“No one at the Ohio chapter of The Nature Conservancy enjoys going to meetings more than Annie.
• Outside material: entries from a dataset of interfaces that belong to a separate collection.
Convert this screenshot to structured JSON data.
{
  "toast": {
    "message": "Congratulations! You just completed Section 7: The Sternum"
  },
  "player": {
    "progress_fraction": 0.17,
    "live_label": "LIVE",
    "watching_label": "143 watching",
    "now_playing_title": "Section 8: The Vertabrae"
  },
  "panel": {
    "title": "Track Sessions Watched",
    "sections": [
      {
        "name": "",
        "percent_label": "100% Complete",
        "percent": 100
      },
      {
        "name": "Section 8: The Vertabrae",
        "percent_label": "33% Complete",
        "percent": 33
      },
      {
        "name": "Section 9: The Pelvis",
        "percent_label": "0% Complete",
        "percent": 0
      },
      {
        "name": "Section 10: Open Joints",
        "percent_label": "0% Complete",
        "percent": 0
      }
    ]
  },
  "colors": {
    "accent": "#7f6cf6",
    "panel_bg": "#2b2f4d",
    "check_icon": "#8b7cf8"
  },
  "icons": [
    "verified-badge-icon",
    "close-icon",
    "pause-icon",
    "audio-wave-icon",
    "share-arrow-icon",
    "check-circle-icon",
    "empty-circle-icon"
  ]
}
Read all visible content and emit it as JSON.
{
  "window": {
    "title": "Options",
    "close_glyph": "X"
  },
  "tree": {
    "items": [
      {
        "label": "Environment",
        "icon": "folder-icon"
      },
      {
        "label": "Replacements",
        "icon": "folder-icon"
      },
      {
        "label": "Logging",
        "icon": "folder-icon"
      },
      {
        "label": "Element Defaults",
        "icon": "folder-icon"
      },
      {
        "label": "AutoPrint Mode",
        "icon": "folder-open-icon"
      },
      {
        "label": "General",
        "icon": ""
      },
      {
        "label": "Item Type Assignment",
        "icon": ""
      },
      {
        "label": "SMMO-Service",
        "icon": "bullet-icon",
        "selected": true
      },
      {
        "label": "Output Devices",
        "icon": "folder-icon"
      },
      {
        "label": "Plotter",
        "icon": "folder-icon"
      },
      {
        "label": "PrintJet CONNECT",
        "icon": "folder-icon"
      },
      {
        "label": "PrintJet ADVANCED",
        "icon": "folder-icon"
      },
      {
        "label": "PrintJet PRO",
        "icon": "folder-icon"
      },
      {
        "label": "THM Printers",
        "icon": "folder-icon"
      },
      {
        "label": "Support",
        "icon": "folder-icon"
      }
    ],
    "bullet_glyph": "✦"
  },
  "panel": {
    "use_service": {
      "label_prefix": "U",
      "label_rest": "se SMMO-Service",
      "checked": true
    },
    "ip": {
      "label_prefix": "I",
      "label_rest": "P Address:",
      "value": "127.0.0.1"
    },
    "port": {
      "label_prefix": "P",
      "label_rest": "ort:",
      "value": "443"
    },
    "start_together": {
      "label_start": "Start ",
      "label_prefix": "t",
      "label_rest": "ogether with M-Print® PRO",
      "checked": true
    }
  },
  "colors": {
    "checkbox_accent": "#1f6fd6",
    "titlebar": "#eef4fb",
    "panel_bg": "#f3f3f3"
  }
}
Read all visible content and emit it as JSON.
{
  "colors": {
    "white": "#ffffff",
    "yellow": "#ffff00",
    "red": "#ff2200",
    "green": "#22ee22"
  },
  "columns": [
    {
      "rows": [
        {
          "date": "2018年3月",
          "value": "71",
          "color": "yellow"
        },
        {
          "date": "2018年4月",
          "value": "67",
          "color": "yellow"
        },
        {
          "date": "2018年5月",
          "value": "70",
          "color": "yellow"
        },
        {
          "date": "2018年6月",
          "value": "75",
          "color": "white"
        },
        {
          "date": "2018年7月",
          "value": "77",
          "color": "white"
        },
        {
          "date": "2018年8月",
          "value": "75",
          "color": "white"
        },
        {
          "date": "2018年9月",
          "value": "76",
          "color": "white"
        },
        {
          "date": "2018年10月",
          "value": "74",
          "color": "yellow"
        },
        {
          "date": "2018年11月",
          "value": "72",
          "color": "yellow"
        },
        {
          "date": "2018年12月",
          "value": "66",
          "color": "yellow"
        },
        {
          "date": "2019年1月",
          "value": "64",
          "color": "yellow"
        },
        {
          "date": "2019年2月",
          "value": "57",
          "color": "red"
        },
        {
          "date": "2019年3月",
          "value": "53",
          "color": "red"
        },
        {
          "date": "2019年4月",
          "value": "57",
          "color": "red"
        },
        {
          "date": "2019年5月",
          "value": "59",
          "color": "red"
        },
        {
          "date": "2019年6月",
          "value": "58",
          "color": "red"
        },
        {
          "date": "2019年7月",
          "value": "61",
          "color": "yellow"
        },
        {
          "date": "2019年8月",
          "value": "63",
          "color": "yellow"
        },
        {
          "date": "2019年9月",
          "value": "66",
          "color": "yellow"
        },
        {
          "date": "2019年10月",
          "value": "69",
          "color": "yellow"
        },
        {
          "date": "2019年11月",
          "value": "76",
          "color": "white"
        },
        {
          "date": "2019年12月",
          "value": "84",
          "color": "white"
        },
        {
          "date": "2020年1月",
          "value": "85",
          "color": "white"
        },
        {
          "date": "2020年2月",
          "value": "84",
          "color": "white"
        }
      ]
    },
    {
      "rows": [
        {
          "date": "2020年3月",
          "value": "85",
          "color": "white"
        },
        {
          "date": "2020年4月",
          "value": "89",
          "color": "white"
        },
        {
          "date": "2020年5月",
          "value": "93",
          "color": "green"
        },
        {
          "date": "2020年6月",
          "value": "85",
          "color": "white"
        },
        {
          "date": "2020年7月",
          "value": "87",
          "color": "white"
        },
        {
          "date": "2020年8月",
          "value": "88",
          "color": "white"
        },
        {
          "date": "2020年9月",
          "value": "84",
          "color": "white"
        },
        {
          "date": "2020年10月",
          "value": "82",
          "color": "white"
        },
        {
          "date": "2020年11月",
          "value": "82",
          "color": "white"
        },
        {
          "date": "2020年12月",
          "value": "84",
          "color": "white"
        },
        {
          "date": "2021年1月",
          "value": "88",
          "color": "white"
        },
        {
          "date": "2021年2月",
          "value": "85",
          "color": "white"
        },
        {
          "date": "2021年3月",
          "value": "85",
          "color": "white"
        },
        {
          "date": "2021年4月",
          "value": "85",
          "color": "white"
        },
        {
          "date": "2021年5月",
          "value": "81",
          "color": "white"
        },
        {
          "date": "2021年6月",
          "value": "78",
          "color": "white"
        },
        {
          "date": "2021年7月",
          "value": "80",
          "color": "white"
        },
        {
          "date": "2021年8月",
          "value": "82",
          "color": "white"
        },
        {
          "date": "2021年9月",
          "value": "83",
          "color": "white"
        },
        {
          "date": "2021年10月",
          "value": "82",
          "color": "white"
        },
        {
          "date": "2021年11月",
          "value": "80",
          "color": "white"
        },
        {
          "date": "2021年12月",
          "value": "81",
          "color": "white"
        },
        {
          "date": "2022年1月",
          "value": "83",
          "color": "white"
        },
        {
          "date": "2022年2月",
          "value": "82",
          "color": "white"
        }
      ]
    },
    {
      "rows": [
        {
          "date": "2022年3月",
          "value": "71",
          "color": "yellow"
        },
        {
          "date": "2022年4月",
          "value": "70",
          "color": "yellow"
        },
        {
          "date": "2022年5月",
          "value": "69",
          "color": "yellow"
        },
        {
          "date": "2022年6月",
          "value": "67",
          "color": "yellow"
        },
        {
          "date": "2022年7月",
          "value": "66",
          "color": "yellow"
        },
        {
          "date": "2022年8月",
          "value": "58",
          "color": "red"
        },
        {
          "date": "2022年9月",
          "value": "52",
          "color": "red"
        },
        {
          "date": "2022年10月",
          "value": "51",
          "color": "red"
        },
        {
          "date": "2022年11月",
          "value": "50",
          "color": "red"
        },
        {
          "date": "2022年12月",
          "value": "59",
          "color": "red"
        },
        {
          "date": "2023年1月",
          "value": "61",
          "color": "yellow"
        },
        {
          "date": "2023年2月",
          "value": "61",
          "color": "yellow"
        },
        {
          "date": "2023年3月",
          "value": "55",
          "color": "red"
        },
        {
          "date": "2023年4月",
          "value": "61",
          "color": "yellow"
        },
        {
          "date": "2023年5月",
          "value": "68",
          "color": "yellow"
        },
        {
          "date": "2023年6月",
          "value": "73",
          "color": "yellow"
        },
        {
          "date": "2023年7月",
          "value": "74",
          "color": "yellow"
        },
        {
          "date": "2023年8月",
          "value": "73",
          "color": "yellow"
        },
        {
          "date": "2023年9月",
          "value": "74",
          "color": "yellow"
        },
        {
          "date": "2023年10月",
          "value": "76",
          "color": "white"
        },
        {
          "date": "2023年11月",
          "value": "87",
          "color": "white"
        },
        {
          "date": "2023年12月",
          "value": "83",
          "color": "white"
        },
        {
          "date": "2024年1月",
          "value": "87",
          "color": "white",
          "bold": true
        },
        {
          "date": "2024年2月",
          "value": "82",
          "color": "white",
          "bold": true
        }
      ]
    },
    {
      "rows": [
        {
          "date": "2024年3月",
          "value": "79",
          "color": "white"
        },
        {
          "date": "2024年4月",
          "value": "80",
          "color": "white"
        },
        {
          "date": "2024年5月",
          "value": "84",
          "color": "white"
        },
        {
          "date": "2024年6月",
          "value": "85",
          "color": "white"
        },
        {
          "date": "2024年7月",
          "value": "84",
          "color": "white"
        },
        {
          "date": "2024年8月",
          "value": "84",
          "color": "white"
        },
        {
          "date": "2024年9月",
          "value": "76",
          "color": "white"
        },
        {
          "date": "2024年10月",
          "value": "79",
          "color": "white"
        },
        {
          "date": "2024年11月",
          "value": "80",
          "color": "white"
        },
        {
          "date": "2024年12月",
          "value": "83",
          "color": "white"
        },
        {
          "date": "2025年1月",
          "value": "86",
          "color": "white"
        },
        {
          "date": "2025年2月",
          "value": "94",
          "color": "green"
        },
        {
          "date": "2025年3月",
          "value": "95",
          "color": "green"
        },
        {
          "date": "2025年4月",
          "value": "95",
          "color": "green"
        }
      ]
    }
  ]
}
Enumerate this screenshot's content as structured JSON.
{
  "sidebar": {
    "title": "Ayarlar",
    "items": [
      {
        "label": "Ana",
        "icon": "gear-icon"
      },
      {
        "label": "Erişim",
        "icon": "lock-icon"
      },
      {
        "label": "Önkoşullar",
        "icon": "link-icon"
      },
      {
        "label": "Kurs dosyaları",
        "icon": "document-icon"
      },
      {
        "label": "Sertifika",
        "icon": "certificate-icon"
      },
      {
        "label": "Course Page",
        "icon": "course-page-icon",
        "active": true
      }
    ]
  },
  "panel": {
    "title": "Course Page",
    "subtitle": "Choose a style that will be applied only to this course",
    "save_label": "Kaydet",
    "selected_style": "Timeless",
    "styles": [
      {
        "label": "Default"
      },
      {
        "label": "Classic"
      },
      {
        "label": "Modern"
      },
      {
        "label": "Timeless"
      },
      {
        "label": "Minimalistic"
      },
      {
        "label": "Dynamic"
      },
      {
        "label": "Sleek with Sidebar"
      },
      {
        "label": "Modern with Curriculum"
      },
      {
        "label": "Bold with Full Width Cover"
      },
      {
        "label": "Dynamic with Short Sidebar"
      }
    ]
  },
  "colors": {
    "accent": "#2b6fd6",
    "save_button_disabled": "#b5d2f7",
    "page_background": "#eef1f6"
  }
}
Once, she was even disciplined for attending a meeting to which she was not invited.”

The San Jose Mercury News has picked up this story by Associated Press reporter Melissa Kossler Dutton about the value of having a pet-friendly workplace.  This article profiles companies such as The Nature Conservancy, Replacements (which I’ve previously covered) and Extrovertic.

A dog in the workplace can help to reduce stress and provide another way for staff to interact with one another.  And walking the dog at break time forces people to get out and get some fresh air and stretch their legs (all positives for health & safety programmes!)

Of course, there have to be rules – such as excluding the cafeteria from the pet-friendly policy, and having behavioural standards which dogs must adhere to…but the firms that have adopted dog-friendly workplace strategies are in no doubt that they are effective.

(Oh, how I wish I could say that I enjoy meetings (I don’t).  I’m sure if I could bring Daisy to meetings, I’d enjoy them a lot more!)

Take your dog to work day 2011

Take Your Dog to Work Day is Friday, 24th June this year.

This day is used to help raise funds for animal care organisations around the world  as employers sponsor special events for employees and their dogs.  It has also become an opportunity to introduce employers to the benefits of a dog-friendly workplace.

The folks at Pet Sitters International started this event back in 1999 and their website gives you lots of useful information about how to get your employer on board, tips for success, and event ideas.

Their tips for Dog Day Success include:

  • designating some areas as off-limits to cater to employees who do not want to participate
  • having regular breaks for dog walks, possibly offering the services of a dog walker
  • ensuring all dogs are kept on leash
  • making sure employees have alternative arrangements if their dogs get sick or are unhappy in the office

There’s still time to organise your own Take Your Dog to Work Day for this year!

Kathleen Crisley, Fear-Free certified professional and specialist in dog massage, rehabilitation and nutrition/food therapy, The Balanced Dog, Christchurch, New Zealand


Pet-friendly workplaces – Replacements Ltd

I’ve written for some time now about hotels that offer pet-friendly accommodation for dog owners.  I am now extending my research into firms that have pet-friendly workplaces.

First up:  Replacements Ltd. This firm was founded in 1981 and is the classic case of a person who turned their hobby into a business (no need to guess why that appeals to me).    During the 1970s, founder Bob Page spent his weekends collecting china and crystal.  Friends would ask him to keep an eye out for certain patterns (as replacements for pieces they had  lost or broken.  He began buying more and more pieces, storing them where he could in his house.

By 1981, he had left his job as an auditor to found Replacements, Ltd.  The company’s facilities now are the size of seven football fields, housing 13.8 million pieces.  Some of these pieces are more than 100 years old.

Bob also brings his two dachshunds to work with him and, out of his love for his dogs, he encouraged his staff to bring their dogs to work as well.  The company now promotes the pets of its staff through its  newsletter in a column on Featured Pet (and Pet Owner!).  The company even encourages customers to visit them with their well-behaved pet.  Partially in recognition of the take your dog to work policy, the company was awarded the 2009 Psychologically Healthy Workplace Award by the American Psychological Association.

Replacements, Ltd – I salute you!

Kathleen Crisley, specialist in dog massage, rehabilitation and nutrition/food therapy, The Balanced Dog, Christchurch, New Zealand

Golden retriever Dios comes to work with Brad Newton, who works in the online marketing team

Judy Sizemore delivers mail with her dog Alex

Senior dog Darby has worked at Replacements for 8 years with owners Jenn Barton (continuous improvement analyst) and John Harris (internet services supervisor)